(director: J. Lee Thompson; screenwriter: from the novel by Richard Sale/Richard Sale; cinematographer: Paul Lohmann; editor: Michael F. Anderson; music: John Barry; cast: Charles Bronson (Wild Bill Hickok/James Otis), Jack Warden (Charlie Zane), Will Sampson (Crazy Horse / Worm), Clint Walker (Whistling Jack Kileen), Slim Pickens (Abel Pickney), Stuart Whitman (Winifred Coxy), Kim Novak (Mrs. Poker Jenny Schermerhorn), John Carradine (Amos Briggs), Ed Lauter (Tom Custer), Richard Gilliland (Cpl. Kileen), Shay Duffin (Tim Brady, bartender), Douglas V. Fowley (train conductor/narrator), Cliff Pellow (Pete Holt, sheriff, Cheyenne, Wyoming); Runtime: 97; MPAA Rating: PG; producer: Pancho Kohner; Roadshow Home Video; 1977)

“More a white elephant than a white buffalo picture.”

Reviewed by Dennis Schwartz

Oddball artsy horror Western that’s a variation on Herman Melville’s Moby Dick. It’s too ridiculous to work as anything serious, but it sets a chilling surrealistic atmosphere and there are a number of action set pieces that keep things hopping along in the usual simple-minded entertaining way of the Western. Veteran British director J. Lee Thompson (“The Guns of Navarone”/”Eye of the Devil/”The Passage”) is at a loss on how to pitch the ambitious symbolic mythical tale he’s been handed via the novel and uneven script by Richard Sale, and settles instead to make this a smaller themed than envisioned by the author picture about a crazed Indian fighter becoming rehabilitated and reconstituted over his fear of death by the time the film’s signature showdown with the albino buffalo is concluded. The film’s titled giant beast is too obviously mechanical, which doesn’t help make the unconvincing story any more convincing. One can say, this is more a white elephant than a white buffalo picture.

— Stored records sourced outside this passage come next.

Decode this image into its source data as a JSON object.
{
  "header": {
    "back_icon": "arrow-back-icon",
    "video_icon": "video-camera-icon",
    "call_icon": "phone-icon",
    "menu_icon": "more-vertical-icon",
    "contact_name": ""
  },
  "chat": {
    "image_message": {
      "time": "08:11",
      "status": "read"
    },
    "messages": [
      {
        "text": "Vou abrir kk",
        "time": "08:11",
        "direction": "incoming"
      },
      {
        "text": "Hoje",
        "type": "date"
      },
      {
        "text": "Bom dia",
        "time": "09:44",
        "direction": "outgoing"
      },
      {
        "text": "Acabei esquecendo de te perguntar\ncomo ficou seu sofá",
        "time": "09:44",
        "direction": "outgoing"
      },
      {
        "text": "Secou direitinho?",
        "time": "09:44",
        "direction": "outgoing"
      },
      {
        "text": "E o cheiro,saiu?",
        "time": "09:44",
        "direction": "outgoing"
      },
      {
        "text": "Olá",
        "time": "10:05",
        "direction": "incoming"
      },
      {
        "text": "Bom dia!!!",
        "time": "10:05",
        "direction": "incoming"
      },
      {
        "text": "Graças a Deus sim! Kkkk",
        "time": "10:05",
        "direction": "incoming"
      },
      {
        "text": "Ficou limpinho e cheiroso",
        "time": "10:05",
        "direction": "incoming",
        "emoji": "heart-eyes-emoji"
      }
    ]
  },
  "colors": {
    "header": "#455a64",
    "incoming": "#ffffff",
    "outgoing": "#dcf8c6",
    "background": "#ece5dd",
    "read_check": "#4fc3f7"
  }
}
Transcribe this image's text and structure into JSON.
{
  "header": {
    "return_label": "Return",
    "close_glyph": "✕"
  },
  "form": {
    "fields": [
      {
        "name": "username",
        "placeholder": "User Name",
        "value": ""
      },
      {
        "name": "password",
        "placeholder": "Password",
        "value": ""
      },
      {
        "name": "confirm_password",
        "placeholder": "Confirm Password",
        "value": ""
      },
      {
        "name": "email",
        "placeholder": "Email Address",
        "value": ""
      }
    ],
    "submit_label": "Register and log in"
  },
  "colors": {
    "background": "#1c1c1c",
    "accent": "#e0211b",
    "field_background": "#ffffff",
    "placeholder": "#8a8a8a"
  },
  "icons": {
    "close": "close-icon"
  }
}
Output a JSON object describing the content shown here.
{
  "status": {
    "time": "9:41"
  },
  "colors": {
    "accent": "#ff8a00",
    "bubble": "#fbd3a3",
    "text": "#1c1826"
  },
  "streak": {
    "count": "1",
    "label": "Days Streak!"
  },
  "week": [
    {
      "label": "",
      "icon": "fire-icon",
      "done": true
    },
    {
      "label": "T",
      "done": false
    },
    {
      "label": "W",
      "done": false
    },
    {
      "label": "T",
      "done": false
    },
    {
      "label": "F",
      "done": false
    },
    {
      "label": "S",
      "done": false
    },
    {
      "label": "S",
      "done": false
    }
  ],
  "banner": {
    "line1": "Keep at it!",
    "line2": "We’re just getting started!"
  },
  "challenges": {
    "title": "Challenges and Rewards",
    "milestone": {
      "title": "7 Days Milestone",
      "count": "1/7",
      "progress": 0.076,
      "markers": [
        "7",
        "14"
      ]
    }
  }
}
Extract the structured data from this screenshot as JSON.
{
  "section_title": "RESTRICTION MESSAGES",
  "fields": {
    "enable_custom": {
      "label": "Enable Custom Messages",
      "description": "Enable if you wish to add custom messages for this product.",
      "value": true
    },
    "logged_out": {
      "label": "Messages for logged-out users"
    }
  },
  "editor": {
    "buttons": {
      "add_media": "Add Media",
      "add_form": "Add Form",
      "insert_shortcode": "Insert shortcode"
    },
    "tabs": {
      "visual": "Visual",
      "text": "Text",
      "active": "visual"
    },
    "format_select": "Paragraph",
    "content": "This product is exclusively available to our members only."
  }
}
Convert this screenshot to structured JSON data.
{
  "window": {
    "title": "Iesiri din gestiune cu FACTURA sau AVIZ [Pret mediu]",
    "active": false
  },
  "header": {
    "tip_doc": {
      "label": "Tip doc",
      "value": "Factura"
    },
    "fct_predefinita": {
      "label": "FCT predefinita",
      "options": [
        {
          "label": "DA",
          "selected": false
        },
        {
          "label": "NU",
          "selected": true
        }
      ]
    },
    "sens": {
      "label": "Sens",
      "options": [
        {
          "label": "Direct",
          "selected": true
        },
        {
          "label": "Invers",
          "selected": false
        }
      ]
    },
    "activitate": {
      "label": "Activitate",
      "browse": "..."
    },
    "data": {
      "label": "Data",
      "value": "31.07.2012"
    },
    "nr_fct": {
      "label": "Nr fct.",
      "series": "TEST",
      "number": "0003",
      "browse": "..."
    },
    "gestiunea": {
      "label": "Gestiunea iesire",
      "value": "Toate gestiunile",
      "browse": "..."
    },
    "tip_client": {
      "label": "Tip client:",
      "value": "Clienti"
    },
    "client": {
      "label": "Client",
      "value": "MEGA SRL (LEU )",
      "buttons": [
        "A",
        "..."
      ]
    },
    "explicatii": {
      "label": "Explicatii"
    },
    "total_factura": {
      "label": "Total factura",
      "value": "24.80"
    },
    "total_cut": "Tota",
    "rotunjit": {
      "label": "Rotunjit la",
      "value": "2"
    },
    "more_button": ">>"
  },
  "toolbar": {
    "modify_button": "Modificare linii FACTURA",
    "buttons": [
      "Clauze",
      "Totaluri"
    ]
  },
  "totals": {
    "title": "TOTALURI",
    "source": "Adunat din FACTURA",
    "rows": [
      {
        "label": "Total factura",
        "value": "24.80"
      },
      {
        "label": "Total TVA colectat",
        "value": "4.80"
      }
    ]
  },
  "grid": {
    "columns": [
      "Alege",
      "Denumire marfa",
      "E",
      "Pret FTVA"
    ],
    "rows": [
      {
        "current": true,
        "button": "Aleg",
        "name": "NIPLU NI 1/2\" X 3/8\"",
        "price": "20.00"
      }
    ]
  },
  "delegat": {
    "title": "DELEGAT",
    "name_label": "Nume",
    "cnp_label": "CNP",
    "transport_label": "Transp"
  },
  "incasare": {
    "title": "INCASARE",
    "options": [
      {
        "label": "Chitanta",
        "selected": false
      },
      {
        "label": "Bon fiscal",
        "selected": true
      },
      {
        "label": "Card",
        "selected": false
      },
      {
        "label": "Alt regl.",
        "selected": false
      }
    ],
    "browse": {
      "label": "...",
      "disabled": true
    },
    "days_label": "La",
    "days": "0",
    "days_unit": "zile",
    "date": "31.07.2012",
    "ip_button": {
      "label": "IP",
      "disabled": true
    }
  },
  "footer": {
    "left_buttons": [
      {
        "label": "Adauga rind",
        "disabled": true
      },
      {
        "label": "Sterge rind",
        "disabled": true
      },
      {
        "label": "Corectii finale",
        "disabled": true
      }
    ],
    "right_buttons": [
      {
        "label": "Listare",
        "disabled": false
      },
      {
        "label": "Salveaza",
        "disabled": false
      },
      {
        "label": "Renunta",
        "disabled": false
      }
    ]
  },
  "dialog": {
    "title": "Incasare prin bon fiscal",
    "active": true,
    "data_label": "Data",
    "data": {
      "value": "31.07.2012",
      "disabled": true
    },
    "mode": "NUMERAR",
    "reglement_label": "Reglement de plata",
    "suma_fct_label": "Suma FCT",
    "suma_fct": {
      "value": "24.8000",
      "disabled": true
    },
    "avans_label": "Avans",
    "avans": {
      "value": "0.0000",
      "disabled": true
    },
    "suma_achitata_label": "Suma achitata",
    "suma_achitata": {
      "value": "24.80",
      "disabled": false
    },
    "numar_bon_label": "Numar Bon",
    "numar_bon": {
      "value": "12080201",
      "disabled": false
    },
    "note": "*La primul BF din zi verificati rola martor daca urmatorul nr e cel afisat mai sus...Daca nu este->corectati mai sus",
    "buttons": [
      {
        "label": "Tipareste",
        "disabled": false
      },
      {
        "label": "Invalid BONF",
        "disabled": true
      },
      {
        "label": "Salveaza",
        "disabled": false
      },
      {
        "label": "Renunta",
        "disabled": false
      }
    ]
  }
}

In 1874, the retired former lawman Wild Bill Hickok (Charles Bronson) dons cool shades and the name James Otis to head back West by train to the Cheyenne Black Hills to hunt the white spike that is haunting him in his dreams. Hickok is aging, acting peculiar and probably syphilitic, as he ventures back to the Sioux territory where he made enemies of both the Indians and white men. The troubled man comes here because he’s obsessed with killing the white buck and believes if he doesn’t his dream will kill him. In reality, Hickok was shot in the back during a poker game in 1876.

Before going on the hunt Hickok has to gun down army man Tom Custer’s (Ed Lauter) soldiers in a saloon before they gun him down, as an evil Custer seeks revenge on Hickok for previously taking out two of his men in a barroom gun duel. Hickok then hooks up with the grizzled one-eyed old-timer Charlie Zane (Jack Warden), and they partner to go into Sioux territory to hunt the beast. There they hook up with their third partner hunting the white buffalo for his own special personal reason, a lone Indian who calls himself Worm (Will Sampson) but later will be identified as the Sioux chief named Crazy Horse.

A bunch of fading stars such as Kim Novak, Slim Pickens, Clint Walker, Stuart Whitman and John Carradine have cameo roles and are basically wasted in parts that have little to do with adding anything to the film. The executive producer is the showy Italian movie mogul Dino DeLaurentiis. It’s a film that had the potential to be something special but couldn’t get past how awkward it was in its misplaced artiness. The White Buffalo did a poor box office everywhere but Asia, which embraced it as a cult favorite because of its surreal touches and accepted its murky philosophizing about man’s relationship with nature as still intriguing enough to buy into it as an offbeat Western.

The White Buffalo Poster